Scott McClanahan is the author of Stories, Stories II, Stories V!, The Complete Works of Scott McClanahan Vol. 1, and Crapalachia: Biography of a Place.
"You can tell McClanahan feels something when he writes and when he lives. He wants you to feel something too."
"If nothing else, his choices are deliberate. The man has purpose. This is his symphony, every note designed to resonate, to linger.”
Some people might be a little startled to pick up a book and find a first sentence that reads: "I used to hit myself in the face." However, Hill William wasn't my first experience with Scott McClanahan. Familiar with at least the gritty and quietly intense Crapalachia and Stories V! out of the McClanahan canon, I was somewhat prepared. Of course, that's still a hell of a hook line. No one can ignore that.
In brief, Hill William presents a main character who is pretty messed up:
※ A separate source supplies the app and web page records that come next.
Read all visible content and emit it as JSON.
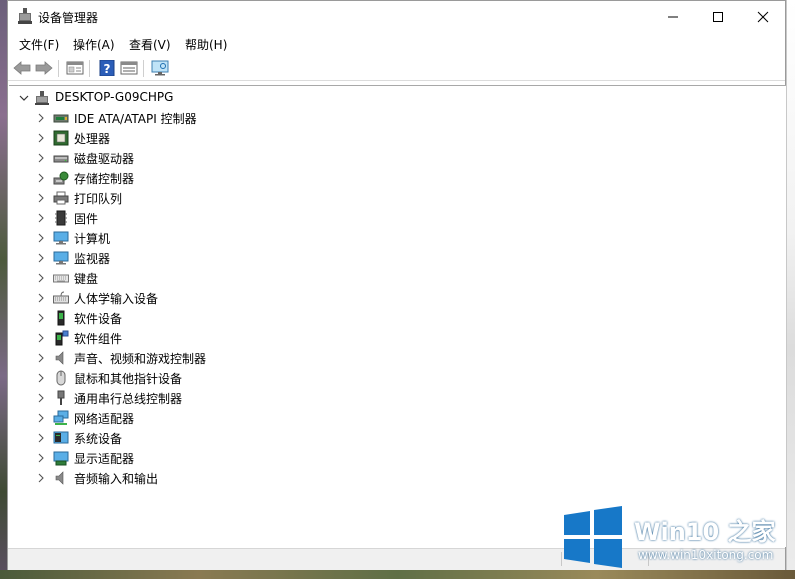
{
  "window": {
    "title": "设备管理器"
  },
  "menu": [
    {
      "label": "文件(F)"
    },
    {
      "label": "操作(A)"
    },
    {
      "label": "查看(V)"
    },
    {
      "label": "帮助(H)"
    }
  ],
  "toolbar": {
    "buttons": [
      "back-arrow-icon",
      "forward-arrow-icon",
      "properties-icon",
      "help-icon",
      "update-driver-icon",
      "monitor-scan-icon"
    ]
  },
  "tree": {
    "root": "DESKTOP-G09CHPG",
    "items": [
      {
        "label": "IDE ATA/ATAPI 控制器",
        "icon": "ide-controller-icon"
      },
      {
        "label": "处理器",
        "icon": "processor-icon"
      },
      {
        "label": "磁盘驱动器",
        "icon": "disk-drive-icon"
      },
      {
        "label": "存储控制器",
        "icon": "storage-controller-icon"
      },
      {
        "label": "打印队列",
        "icon": "printer-icon"
      },
      {
        "label": "固件",
        "icon": "firmware-icon"
      },
      {
        "label": "计算机",
        "icon": "computer-icon"
      },
      {
        "label": "监视器",
        "icon": "monitor-icon"
      },
      {
        "label": "键盘",
        "icon": "keyboard-icon"
      },
      {
        "label": "人体学输入设备",
        "icon": "hid-icon"
      },
      {
        "label": "软件设备",
        "icon": "software-device-icon"
      },
      {
        "label": "软件组件",
        "icon": "software-component-icon"
      },
      {
        "label": "声音、视频和游戏控制器",
        "icon": "sound-icon"
      },
      {
        "label": "鼠标和其他指针设备",
        "icon": "mouse-icon"
      },
      {
        "label": "通用串行总线控制器",
        "icon": "usb-icon"
      },
      {
        "label": "网络适配器",
        "icon": "network-adapter-icon"
      },
      {
        "label": "系统设备",
        "icon": "system-device-icon"
      },
      {
        "label": "显示适配器",
        "icon": "display-adapter-icon"
      },
      {
        "label": "音频输入和输出",
        "icon": "audio-io-icon"
      }
    ]
  },
  "watermark": {
    "brand": "Win10 之家",
    "url": "www.win10xitong.com"
  },
  "colors": {
    "accent": "#1e8fd6",
    "watermark_blue": "#1778c8"
  }
}
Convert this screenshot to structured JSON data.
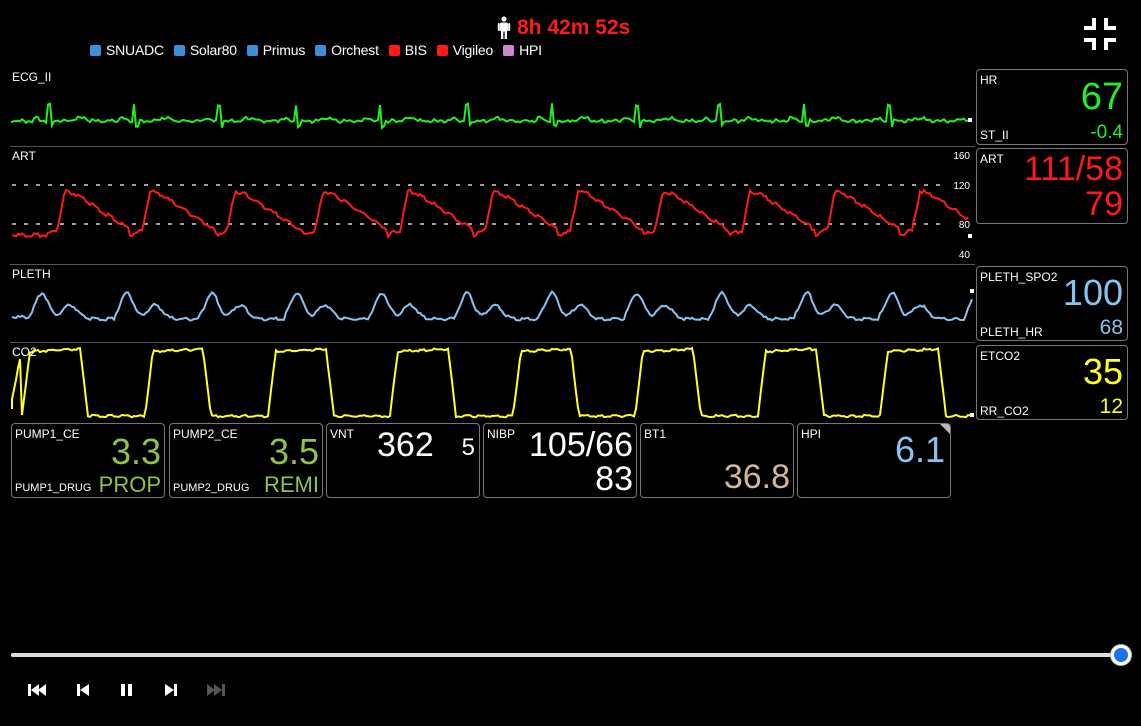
{
  "header": {
    "elapsed": "8h 42m 52s",
    "icon": "person-icon",
    "collapse_icon": "collapse-icon"
  },
  "legend": [
    {
      "label": "SNUADC",
      "color": "#3d8fd6"
    },
    {
      "label": "Solar80",
      "color": "#3d8fd6"
    },
    {
      "label": "Primus",
      "color": "#3d8fd6"
    },
    {
      "label": "Orchest",
      "color": "#3d8fd6"
    },
    {
      "label": "BIS",
      "color": "#ff1a1a"
    },
    {
      "label": "Vigileo",
      "color": "#ff1a1a"
    },
    {
      "label": "HPI",
      "color": "#cc88cc"
    }
  ],
  "tracks": {
    "ecg": {
      "label": "ECG_II",
      "color": "#22ee22"
    },
    "art": {
      "label": "ART",
      "color": "#ff1a1a",
      "scale": [
        "160",
        "120",
        "80",
        "40"
      ]
    },
    "pleth": {
      "label": "PLETH",
      "color": "#88c4f2"
    },
    "co2": {
      "label": "CO2",
      "color": "#ffff22"
    }
  },
  "numerics": {
    "hr": {
      "label": "HR",
      "value": "67",
      "sub_label": "ST_II",
      "sub_value": "-0.4",
      "color": "#22ee22"
    },
    "art": {
      "label": "ART",
      "value": "111/58",
      "mean": "79",
      "color": "#ff1a1a"
    },
    "pleth": {
      "label": "PLETH_SPO2",
      "value": "100",
      "sub_label": "PLETH_HR",
      "sub_value": "68",
      "color": "#88c4f2"
    },
    "etco2": {
      "label": "ETCO2",
      "value": "35",
      "sub_label": "RR_CO2",
      "sub_value": "12",
      "color": "#ffff22"
    }
  },
  "panels": {
    "pump1": {
      "label": "PUMP1_CE",
      "value": "3.3",
      "drug_label": "PUMP1_DRUG",
      "drug": "PROP",
      "color": "#8fc24a"
    },
    "pump2": {
      "label": "PUMP2_CE",
      "value": "3.5",
      "drug_label": "PUMP2_DRUG",
      "drug": "REMI",
      "color": "#8fc24a"
    },
    "vnt": {
      "label": "VNT",
      "value": "362",
      "extra": "5",
      "color": "#ffffff"
    },
    "nibp": {
      "label": "NIBP",
      "value": "105/66",
      "mean": "83",
      "color": "#ffffff"
    },
    "bt1": {
      "label": "BT1",
      "value": "36.8",
      "color": "#d2b79a"
    },
    "hpi": {
      "label": "HPI",
      "value": "6.1",
      "color": "#88c4f2"
    }
  },
  "playback": {
    "progress": 1.0,
    "controls": [
      "skip-back-icon",
      "step-back-icon",
      "pause-icon",
      "step-forward-icon",
      "skip-forward-icon"
    ]
  }
}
I couldn't get rid of the sick feeling in my stomach. I couldn't get rid of the tightness in my shoulders like my head was going to pop off. And then it started playing in my head — the bad memories, the old bad memories. I made a fist. I took my fist and punched myself right in front of her. She shrieked and followed me into the bathroom.
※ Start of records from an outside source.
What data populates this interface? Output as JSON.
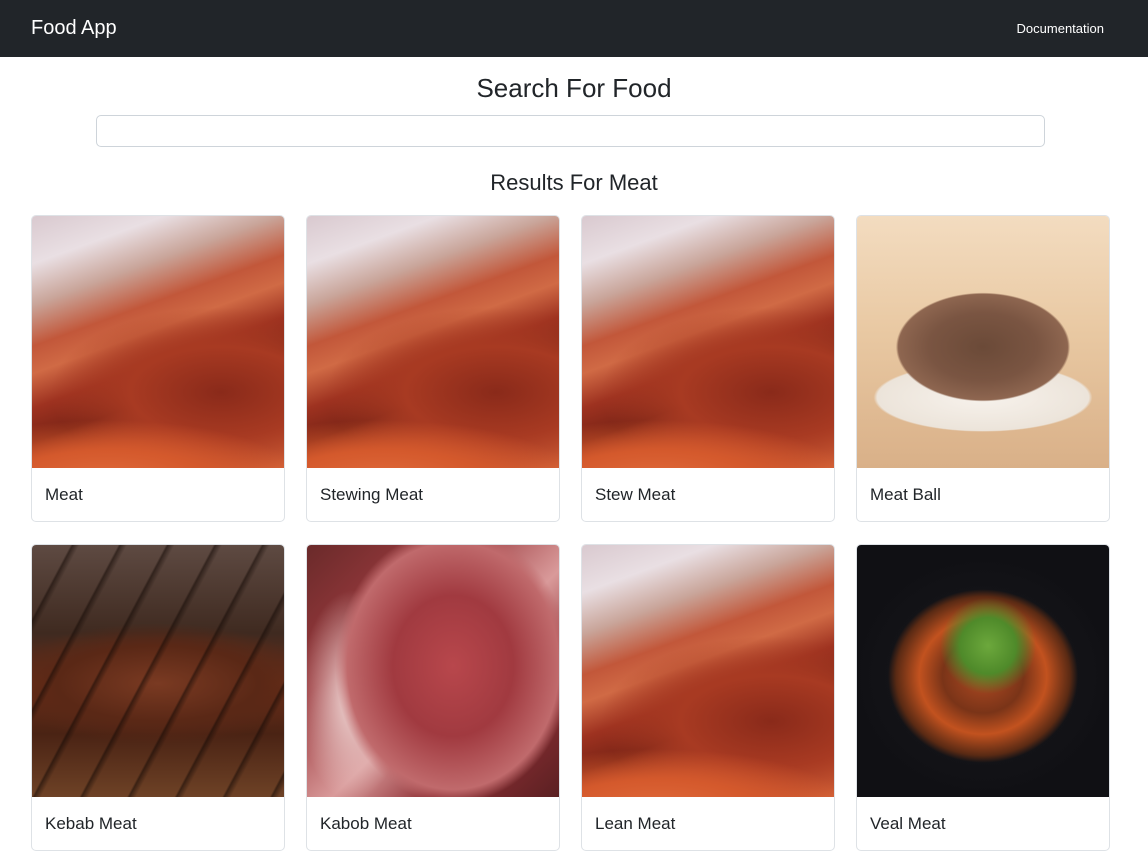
{
  "navbar": {
    "brand": "Food App",
    "documentation_link": "Documentation"
  },
  "page": {
    "title": "Search For Food",
    "search_value": "",
    "results_title": "Results For Meat"
  },
  "results": [
    {
      "name": "Meat",
      "image": "raw-meat"
    },
    {
      "name": "Stewing Meat",
      "image": "raw-meat"
    },
    {
      "name": "Stew Meat",
      "image": "raw-meat"
    },
    {
      "name": "Meat Ball",
      "image": "ground-meat"
    },
    {
      "name": "Kebab Meat",
      "image": "grilled-kebab"
    },
    {
      "name": "Kabob Meat",
      "image": "raw-steak"
    },
    {
      "name": "Lean Meat",
      "image": "raw-meat"
    },
    {
      "name": "Veal Meat",
      "image": "veal-stew"
    }
  ],
  "colors": {
    "navbar_bg": "#212529",
    "card_border": "#dee2e6"
  }
}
She cried and said, "You need help baby. You just need to talk to somebody. You're kind of fucked up."
She said kind of to soften the blow. But I kept doing it—pop, pop. I fell to the floor. She screamed. I did it with the left hand. She screamed. I did it with the right hand. She screamed. Stop it. Stop it.
After McClanahan has his screwed up character solidly in our hands, the reader completely on board, the book descends into the character's past. We proceed headlong into "the old bad memories." What kind of experiences makes a person unable to help from mutilating themselves? What exactly happened that plays back like that in his head? Don't worry, McClanahan quickly provides.
I just wanted to be cool. Derrick was a lot older than I was (like fifteen), and I thought he was the coolest. I was nine. He was always shooting guns, or sighting in his bow, or chewing tobacco, or talking about how he was going to kick some guy's ass. I was six years younger and I always followed him around. One day he asked me to come and play Atari Pitfall with him. It wasn't fifteen minutes into being there that he disappeared into his mom and dad's bedroom. It seemed like he was gone for a long time, but I just kept playing and didn't really think anything about it until I got killed or something.
I heard Derrick saying, "Hey. Come back here. I want to show you something."
The prose is quiet. McClanahan just lays it out there. For a character who spends a great deal of time in worry and fear, there isn't anything in the words to discernibly manipulate what the reader is going to feel from a given scene. There is a kind of bare poetry to the way the words are arranged, but it just is what it is. The writing comes across with such a this is what happened kind of tone that you almost start to feel before you quite realize what you just read. Frankly, it is so straightforward that you don't see it coming. Then it hits you.
There is some real power in this book. It moves, and it moves mountains. It's all the more impressive because McClanahan makes the movement seem effortless. If you can see the man behind the curtain as you read then you have better eyesight than I do. I just sat back and appreciated.
Though the subject matter certainly isn't pleasant, my reading experience actually was. I enjoyed Hill William. McClanahan vividly brings "the old bad memories" forth, but the reader won't be traumatized by them and start hitting themselves in the face. To the contrary, I think Hill William is a book people will be glad to read. I sure was.